I am a biological anthropologist with a focus on reproductive ecology. My research interests are in maternal-infant interactions and health, with a particular emphasis on breastfeeding practices and human milk composition. My dissertation topic examines the impact of maternal weight status on metabolic hormone transfer to infants through breastfeeding and implications for infant growth and satiety development in Samoa.
Daiy, K., Harries, V., Nyhan, K., and Marcinkowska, U.M. (2022). Maternal weight status and the composition of the human milk microbiome: A scoping review. PLoS ONE 17(10): e0274950.
Harries, V., and Bribiescas, R. (2021). Leptin is not associated with testosterone, estradiol, follicle stimulating hormone, or luteinizing hormone in healthy Ache men of Paraguay: A multiple daily assessment. American Journal of Human Biology: e232638.
Arslanian, K., Harries, V., Fidow, U., Atanoa, T., Naseri, T., McGarvey, S., and Hawley, N. (2021). “No, I won’t allow formula in my house”: A cross-sectional qualitative study of breastfeeding culture in Samoa. Pacific Journal of Reproductive Health, 1(13): DOI:10.18313/pjrh.2021.005
Chaney, C., Begum, K., Núñez-de la Mora, A., Sievert, L., Muttukrishna, S., Harries, V., Sharmeen, T., Murphy, L., Gunu, R., Chowdhury, O., and Bentley, G. (2021). No impact of developmental conditions on serum estradiol levels among Bangladeshi women in the UK and Bangladesh. American Journal of Human Biology: e232638: DOI:10.1002/ajhb.23631.
Harries, V., and Brown, A. (2019). The Association Between Baby Care Books That Promote Strict Care Routine and Infant Feeding, Night-Time Care, and Maternal-Infant Interactions. Maternal and Child Nutrition, 15(4):e12858.
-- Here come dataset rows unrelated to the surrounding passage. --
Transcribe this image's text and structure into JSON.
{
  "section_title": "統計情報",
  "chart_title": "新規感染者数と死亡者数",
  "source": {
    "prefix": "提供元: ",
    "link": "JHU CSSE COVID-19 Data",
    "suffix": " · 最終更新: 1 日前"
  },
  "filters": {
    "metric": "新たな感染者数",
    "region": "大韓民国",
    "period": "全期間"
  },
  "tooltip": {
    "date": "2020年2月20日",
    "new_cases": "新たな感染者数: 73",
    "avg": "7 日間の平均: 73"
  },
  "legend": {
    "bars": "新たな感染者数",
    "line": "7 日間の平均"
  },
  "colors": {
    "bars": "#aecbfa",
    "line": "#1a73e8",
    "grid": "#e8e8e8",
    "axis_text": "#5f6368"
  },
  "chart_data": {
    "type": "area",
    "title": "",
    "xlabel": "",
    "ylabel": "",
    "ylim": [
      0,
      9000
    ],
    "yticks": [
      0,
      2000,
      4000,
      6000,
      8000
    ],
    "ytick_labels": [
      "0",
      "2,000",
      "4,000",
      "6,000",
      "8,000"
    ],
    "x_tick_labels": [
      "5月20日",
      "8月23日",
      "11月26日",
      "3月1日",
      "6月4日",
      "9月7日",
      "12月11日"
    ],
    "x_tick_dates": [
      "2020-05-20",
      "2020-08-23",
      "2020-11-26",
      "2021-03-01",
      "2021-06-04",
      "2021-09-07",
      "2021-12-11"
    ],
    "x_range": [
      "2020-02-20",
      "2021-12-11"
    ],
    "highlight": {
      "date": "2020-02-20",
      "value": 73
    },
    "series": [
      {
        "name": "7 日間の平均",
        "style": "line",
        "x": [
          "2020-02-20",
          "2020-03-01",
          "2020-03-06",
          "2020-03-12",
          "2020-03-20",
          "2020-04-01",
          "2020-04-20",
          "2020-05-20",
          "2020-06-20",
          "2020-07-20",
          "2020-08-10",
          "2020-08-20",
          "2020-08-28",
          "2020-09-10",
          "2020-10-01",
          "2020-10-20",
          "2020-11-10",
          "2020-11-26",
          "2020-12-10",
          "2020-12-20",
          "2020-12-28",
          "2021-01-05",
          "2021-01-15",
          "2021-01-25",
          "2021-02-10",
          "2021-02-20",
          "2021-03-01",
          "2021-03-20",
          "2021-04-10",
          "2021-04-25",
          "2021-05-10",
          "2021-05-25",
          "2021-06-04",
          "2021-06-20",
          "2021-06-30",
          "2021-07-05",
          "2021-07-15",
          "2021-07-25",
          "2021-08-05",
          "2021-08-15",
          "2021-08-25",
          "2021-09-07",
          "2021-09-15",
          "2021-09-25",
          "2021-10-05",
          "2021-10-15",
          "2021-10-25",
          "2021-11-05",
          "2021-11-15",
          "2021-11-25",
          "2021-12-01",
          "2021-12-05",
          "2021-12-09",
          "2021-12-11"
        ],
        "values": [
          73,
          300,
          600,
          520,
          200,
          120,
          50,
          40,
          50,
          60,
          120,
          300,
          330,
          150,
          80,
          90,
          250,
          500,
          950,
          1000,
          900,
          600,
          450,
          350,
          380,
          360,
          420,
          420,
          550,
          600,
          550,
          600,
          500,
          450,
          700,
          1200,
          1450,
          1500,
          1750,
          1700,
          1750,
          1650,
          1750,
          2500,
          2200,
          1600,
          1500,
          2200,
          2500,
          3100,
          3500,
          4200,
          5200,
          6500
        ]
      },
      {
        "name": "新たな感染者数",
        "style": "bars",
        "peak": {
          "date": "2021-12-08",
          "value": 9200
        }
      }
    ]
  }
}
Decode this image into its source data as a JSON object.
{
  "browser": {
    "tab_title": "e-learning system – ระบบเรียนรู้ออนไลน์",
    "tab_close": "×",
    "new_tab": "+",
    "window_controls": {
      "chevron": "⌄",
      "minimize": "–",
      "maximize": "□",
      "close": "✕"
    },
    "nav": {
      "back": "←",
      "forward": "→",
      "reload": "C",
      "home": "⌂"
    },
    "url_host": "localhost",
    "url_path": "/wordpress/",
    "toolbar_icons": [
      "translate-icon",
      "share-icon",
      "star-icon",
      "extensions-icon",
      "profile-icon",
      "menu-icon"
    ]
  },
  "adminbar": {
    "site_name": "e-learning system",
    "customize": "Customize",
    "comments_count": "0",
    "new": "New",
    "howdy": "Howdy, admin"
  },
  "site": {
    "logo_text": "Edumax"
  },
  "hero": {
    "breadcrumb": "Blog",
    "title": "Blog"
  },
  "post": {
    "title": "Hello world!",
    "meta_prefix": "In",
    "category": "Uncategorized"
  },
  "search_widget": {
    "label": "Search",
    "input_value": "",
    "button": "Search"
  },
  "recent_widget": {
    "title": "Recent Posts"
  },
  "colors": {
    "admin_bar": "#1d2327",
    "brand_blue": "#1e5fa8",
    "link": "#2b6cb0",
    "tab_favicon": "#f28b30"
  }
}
Harries, V., and Brown, A. (2017). The Association Between Use of Infant Parenting Books That Promote Strict Routines, and Maternal Depression, Self-Efficacy, and Parenting Confidence. Early Child Development and Care, DOI: 10.1080/03004430.2017.1378650.
Brown, A., and Harries, V. (2015). Infant Sleep and Night Feeding Patterns During Later Infancy: Association with Breastfeeding Frequency, Daytime Complementary Food Intake, and Infant Weight. Breastfeeding Medicine, 10(5), 246-252.